I did not sleep enough the past two nights to muster well-considered answers to these questions. But I can offer a few ill-considered intuitions: Progressives should redouble their efforts at making change at the state-level – and, at leveraging state-level power for national change. Democrats are underrepresented in the Senate. But they are overrepresented in the centers of American economic power. California’s authority to set its own emission standards helped nudge national carmakers towards cleaner vehicles, lest they lose access to the Golden State’s massive market. This seems like it could serve as a potential model for more audacious assertions of state level regulatory authority. Republican administrations will doubtlessly challenge such assertions, as they have challenged California’s power to regulate emissions. But given that multiple states nullified the federal prohibition of marijuana for years with little consequence, embracing a defiant, “state’s rights” progressivism may be the best of the left’s bad options.

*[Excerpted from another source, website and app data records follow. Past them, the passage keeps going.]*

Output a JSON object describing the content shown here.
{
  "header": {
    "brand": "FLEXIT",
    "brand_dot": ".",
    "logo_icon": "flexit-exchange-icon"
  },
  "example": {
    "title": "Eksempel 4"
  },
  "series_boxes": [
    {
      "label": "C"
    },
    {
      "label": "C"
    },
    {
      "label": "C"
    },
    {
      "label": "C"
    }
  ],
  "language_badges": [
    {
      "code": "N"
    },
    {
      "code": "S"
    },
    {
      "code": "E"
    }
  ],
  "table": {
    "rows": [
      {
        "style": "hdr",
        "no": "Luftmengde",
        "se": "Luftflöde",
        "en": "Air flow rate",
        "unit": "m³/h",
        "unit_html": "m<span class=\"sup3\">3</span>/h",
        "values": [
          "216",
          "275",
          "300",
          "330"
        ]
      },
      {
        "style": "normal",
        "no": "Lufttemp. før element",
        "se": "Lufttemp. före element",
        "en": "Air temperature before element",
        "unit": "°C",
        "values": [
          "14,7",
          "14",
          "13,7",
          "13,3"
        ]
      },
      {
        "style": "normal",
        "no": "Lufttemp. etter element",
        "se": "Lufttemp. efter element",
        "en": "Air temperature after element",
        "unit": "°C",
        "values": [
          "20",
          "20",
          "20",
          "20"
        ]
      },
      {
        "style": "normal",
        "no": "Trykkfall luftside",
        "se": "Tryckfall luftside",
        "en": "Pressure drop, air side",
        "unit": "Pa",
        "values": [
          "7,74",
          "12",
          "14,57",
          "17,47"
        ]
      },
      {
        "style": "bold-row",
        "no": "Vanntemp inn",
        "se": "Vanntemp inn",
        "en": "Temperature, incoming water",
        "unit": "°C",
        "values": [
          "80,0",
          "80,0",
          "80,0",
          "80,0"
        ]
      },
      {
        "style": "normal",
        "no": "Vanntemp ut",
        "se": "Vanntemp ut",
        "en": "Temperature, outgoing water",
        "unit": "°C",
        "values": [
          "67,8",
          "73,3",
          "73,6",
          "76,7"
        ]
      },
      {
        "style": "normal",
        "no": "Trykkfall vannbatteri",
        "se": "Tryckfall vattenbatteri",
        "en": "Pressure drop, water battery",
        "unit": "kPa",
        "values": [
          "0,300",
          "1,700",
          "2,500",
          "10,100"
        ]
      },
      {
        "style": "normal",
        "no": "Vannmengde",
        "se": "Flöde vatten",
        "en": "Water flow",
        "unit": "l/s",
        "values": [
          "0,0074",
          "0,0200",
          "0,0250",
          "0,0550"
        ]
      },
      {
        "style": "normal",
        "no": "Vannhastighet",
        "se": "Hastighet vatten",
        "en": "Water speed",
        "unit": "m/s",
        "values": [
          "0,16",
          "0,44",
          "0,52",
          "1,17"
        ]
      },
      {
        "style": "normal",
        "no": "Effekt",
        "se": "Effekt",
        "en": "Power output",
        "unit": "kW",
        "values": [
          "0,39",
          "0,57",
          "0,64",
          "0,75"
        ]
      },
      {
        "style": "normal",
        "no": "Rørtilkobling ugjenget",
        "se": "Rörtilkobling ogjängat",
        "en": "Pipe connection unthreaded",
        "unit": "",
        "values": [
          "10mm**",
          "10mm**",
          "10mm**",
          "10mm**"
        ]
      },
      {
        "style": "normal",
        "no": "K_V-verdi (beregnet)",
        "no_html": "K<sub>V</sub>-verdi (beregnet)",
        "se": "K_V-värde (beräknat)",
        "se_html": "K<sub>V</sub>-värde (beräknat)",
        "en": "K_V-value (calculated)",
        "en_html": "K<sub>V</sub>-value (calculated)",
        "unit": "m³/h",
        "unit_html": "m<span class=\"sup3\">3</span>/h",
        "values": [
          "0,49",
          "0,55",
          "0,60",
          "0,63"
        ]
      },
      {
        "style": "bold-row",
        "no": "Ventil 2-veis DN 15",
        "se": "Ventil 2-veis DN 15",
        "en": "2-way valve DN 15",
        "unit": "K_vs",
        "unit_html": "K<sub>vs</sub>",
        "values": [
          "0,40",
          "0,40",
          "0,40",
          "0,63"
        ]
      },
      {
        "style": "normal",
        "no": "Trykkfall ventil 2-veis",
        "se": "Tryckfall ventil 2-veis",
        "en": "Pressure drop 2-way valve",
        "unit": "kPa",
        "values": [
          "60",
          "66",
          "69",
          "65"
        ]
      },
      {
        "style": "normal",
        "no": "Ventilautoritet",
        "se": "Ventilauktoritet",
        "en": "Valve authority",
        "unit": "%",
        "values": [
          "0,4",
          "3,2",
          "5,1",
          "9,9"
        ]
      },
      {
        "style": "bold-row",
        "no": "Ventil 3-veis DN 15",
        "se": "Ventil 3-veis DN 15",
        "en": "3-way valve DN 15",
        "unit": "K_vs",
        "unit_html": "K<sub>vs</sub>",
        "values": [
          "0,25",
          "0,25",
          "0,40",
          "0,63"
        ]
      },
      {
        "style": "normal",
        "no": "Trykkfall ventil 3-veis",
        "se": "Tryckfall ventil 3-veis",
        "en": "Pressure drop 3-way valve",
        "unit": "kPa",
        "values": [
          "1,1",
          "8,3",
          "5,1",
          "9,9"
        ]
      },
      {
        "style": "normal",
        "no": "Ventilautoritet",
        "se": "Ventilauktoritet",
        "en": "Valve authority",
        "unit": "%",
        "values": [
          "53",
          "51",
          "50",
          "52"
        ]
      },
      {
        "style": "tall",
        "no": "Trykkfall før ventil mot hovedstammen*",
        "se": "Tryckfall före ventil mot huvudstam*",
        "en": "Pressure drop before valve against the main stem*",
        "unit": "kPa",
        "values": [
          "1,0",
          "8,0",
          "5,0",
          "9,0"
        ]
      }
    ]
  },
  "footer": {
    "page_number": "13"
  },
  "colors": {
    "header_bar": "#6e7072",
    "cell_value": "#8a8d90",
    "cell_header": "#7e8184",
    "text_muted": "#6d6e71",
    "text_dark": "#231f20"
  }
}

Meanwhile, Democrats must put serious time, energy, and resources into discerning whether there are any low-harm concessions to rural opinion and sensibilities that could staunch the party’s bleeding outside of metro areas. To the extent that Democrats can win elections by running candidates in red areas who are “anti-gun control” in the same sense that Susan Collins is “pro-choice” – loudly proclaiming the ideological stance on the campaign trail, while effectively abetting the cause one purports to oppose while in power – progressives might be wise to give such heretics some latitude. Separately, something must be done to counter the benefits that the GOP derives from Fox News, rightwing talk radio, and crypto-conservative news broadcasters like Sinclair. Bleeding-heart billionaires like George Soros and Tom Steyer might be well-advised to bankroll newspapers in swing state capitals, with hefty budgets for investigating Republicans. They could also attempt to emulate Sinclair’s strategy, and buy up local news stations, or even sports channels, and lightly season their programming with progressive propaganda.
Regardless, Democrats shouldn’t avert their eyes from the bleaker aspects of last night’s returns, or from the most ominous portents for the party’s future. There were plenty of heartening small victories last night, and some positive structural trends for the party, which I’ve given short shrift here (the rising generations’ unprecedented hostility to conservatism, chief among them) And, of course, Democrats shouldn’t deny themselves a moment of congratulation for (probably) cutting short the presidency of an authoritarian ignoramus. What’s just ended is worth celebrating; barring a down ballot triumph in Georgia, what’s just begun is not.
The bittersweetness of Biden’s victory consists precisely in the fact the Trump era is dying and a progressive one cannot be born. If we are to find our way out of this interregnum, we’ll need to face up to our republic’s morbid symptoms.